1924 - In a Derby of traditional landmarks, the 50th Kentucky Derby was the first to feature the playing of "My Old Kentucky Home" prior to the race. The Louisiana-based Black Gold was the post time favorite and overcame a troubled trip to win the race. Black Gold did not contest the Preakness or Belmont.

Jockey - J.D. Mooney  Trainer - Hanley Webb   Owner - Rosa M. Hoots

1923 - In a year where the Preakness was run before the Derby, Zev finished twelth, but came back with flying colors to win the roses. The colt then back that winning effort with another victorious performance in the Belmont.

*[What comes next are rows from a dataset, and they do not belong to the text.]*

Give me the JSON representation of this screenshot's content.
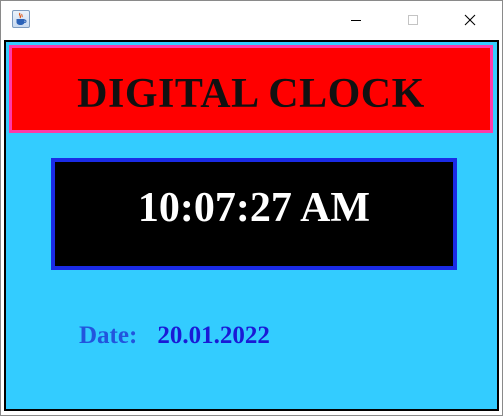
{
  "window": {
    "title": "",
    "app_icon": "java-cup-icon",
    "buttons": {
      "minimize": "minimize-icon",
      "maximize": "maximize-icon",
      "close": "close-icon"
    }
  },
  "header": {
    "title": "DIGITAL CLOCK",
    "background_color": "#ff0000",
    "border_color": "#ff3aa8",
    "text_color": "#111111"
  },
  "clock": {
    "time": "10:07:27 AM",
    "background_color": "#000000",
    "border_color": "#1a2be6",
    "text_color": "#ffffff"
  },
  "date": {
    "label": "Date:",
    "value": "20.01.2022",
    "label_color": "#2255dd",
    "value_color": "#1a1ad6"
  },
  "colors": {
    "panel_background": "#33ccff"
  }
}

Later that year, in one of the most celebrated match races of all-time, Zev defeated English Derby winner Papyrus by five lengths. 

Jockey - Earl Sande  Trainer - David J. Leary   Owner - Rancocas Stable 

1922 - A superstar from the first day he set foot on the track, Morvich won all 11 races as a two year-old and was subsequently made the favorite in the 1922 Kentucky Derby despite making his three year-old debut. Showing no signs of rust, the brilliant colt won easily to stay unbeaten. In 1922, the Preakness was run on the same day as the Derby. Morvich did not compete in the Belmont Stakes. 

Jockey - Albert Johnson  Trainer - Fred Burlew  Owner - Benjamin Block 

1921 - Behave Yourself, racing against his more fancied stablemate Black Servant, might be the only Kentucky Derby winner to actually draw the ire of the winning owner. It is rumored that when Behave Yourself crossed the wire in front of Black Servant, owner Edward R. Bradley might have actually lost money due to a large win bet on the other colt. 

Jockey - Charles Thompson  Trainer - Herbert J. Thompson  Owner - Edward R. Bradley 

1920 - With Man o' War bypassing the Kentucky Derby because of his owner's belief that the race and travel would be too demanding on his star colt, Paul Jones defeated a 17-horse field, besting Upset who, coincidentally, was the only horse to ever defeat Man o' War. Paul Jones became the sixth gelding to win the Kentucky Derby. 

Jockey - Ted Rice  Trainer - Billy Garth  Owner - Ral Parr 

1929 Kentucky Derby - Clyde Van Dusen